### RECORDS SHOWN ###

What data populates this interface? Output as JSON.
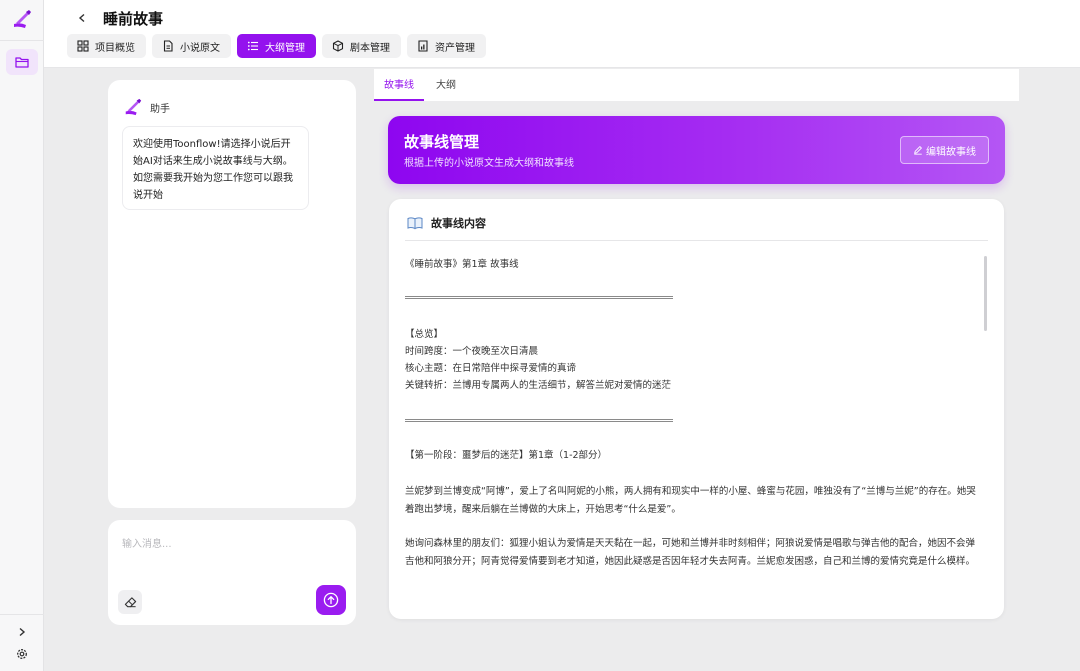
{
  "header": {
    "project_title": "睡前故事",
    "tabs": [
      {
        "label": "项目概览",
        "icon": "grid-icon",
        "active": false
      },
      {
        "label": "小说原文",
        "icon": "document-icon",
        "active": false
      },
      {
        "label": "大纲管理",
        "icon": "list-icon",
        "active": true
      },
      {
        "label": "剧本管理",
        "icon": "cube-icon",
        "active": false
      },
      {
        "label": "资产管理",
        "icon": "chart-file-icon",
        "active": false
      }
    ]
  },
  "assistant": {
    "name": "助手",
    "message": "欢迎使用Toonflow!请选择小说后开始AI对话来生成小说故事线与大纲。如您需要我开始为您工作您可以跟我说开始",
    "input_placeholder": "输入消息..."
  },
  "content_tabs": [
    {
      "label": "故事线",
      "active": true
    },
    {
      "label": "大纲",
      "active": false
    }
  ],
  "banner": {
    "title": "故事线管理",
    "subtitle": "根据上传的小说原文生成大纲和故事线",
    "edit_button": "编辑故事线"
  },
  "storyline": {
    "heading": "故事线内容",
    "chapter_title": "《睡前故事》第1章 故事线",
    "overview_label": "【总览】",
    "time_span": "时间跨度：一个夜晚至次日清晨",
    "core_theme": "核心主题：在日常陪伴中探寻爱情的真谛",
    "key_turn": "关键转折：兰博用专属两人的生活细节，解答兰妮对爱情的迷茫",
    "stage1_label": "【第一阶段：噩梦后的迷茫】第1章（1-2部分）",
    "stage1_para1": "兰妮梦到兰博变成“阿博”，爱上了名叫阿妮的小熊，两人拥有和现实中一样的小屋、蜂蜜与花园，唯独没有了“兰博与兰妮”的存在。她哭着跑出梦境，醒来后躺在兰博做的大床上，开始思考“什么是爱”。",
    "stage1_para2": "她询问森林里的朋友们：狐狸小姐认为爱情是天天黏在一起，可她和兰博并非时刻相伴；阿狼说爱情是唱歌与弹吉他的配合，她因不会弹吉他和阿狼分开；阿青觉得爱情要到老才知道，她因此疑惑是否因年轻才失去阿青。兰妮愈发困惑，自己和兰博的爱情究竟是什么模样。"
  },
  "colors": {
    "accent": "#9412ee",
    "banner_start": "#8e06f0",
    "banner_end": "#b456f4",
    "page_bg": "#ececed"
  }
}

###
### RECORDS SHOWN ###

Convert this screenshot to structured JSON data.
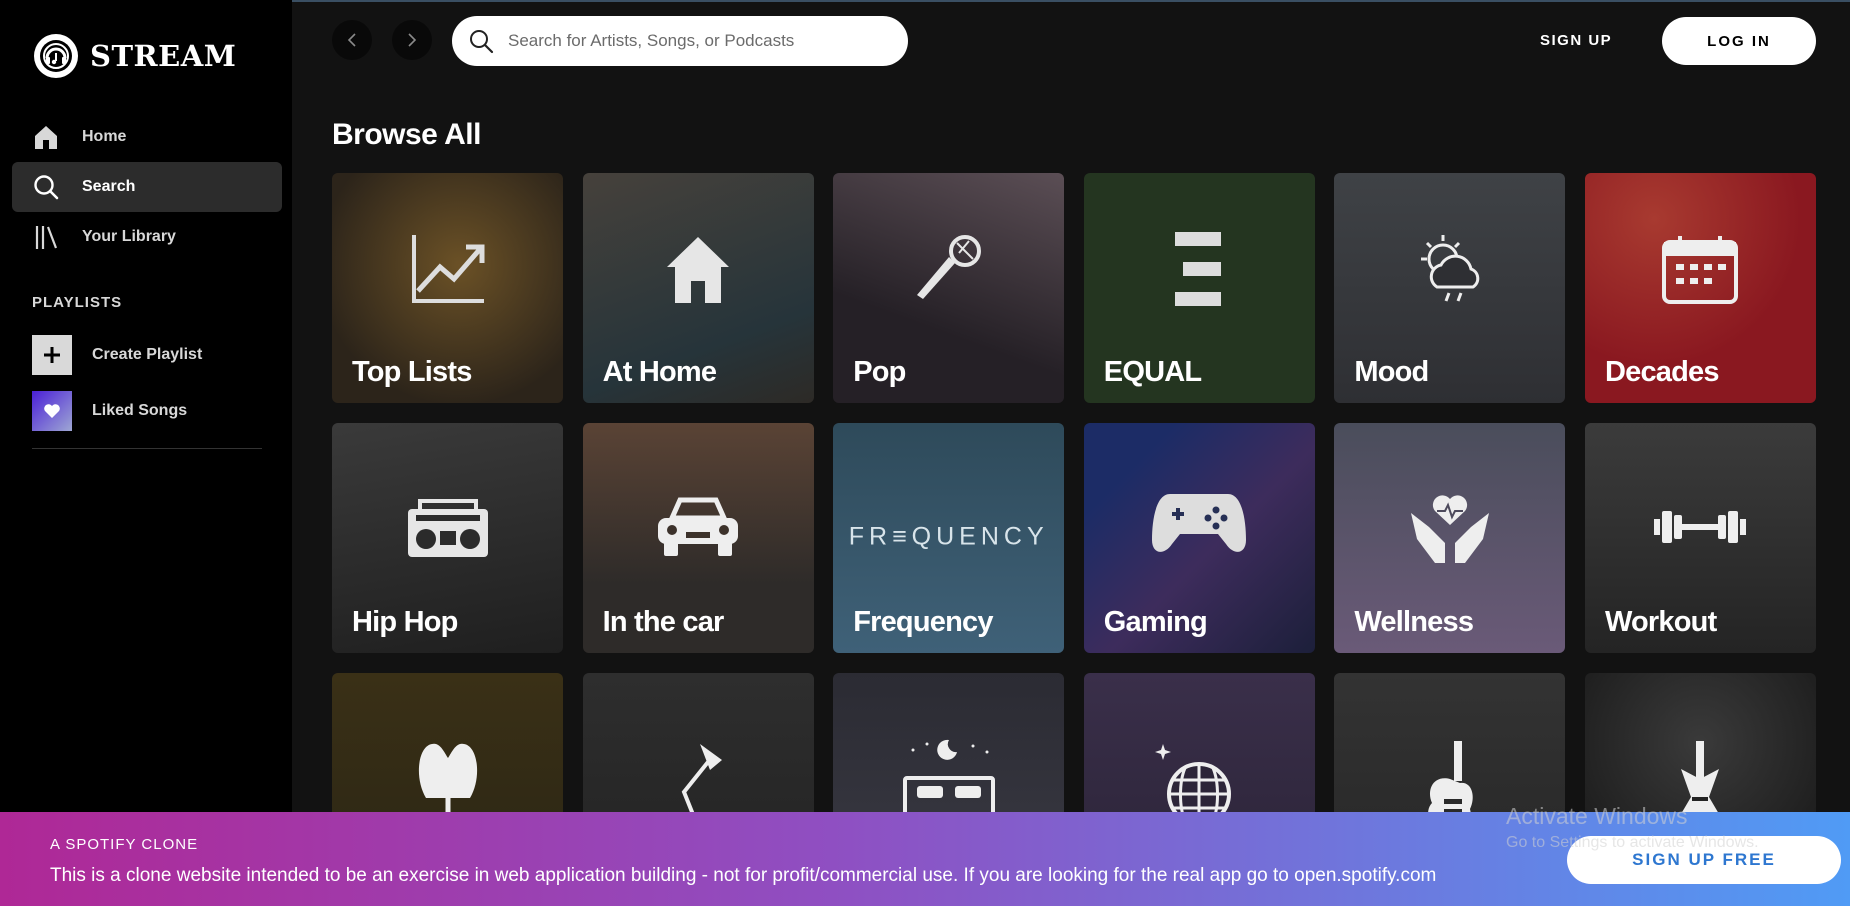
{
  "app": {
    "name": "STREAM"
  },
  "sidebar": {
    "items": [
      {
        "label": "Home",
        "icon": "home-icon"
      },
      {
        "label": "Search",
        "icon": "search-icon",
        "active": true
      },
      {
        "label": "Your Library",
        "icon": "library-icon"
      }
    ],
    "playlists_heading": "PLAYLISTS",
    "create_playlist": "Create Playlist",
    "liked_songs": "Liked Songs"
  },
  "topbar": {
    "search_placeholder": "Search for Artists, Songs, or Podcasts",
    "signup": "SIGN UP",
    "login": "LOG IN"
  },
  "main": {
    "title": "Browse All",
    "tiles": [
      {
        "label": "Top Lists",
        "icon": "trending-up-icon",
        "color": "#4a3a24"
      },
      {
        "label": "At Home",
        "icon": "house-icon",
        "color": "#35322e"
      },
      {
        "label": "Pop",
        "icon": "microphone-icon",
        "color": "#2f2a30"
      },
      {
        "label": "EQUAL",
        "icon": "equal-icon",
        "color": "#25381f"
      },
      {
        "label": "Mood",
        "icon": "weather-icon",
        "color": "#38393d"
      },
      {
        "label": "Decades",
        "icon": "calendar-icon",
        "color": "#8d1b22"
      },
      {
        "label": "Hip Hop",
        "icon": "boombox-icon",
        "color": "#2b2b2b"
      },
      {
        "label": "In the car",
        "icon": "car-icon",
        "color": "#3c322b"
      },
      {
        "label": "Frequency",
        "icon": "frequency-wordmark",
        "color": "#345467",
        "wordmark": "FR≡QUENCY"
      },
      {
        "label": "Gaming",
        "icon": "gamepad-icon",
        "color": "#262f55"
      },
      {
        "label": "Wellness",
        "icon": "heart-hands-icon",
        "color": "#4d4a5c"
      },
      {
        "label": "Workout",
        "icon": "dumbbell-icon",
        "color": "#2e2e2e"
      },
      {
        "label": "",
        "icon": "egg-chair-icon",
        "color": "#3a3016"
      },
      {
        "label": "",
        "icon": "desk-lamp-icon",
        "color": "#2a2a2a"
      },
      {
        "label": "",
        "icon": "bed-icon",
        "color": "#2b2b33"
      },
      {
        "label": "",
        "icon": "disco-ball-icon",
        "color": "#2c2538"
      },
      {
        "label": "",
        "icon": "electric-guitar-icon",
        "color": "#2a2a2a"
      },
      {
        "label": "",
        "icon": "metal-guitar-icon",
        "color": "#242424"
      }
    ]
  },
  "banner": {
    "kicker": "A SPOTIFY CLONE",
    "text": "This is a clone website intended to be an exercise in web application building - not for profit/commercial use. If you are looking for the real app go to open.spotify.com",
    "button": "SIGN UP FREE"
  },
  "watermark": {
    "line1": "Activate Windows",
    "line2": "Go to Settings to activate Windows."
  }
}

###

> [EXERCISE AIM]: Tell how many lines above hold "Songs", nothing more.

> [TASK RESULT]: 2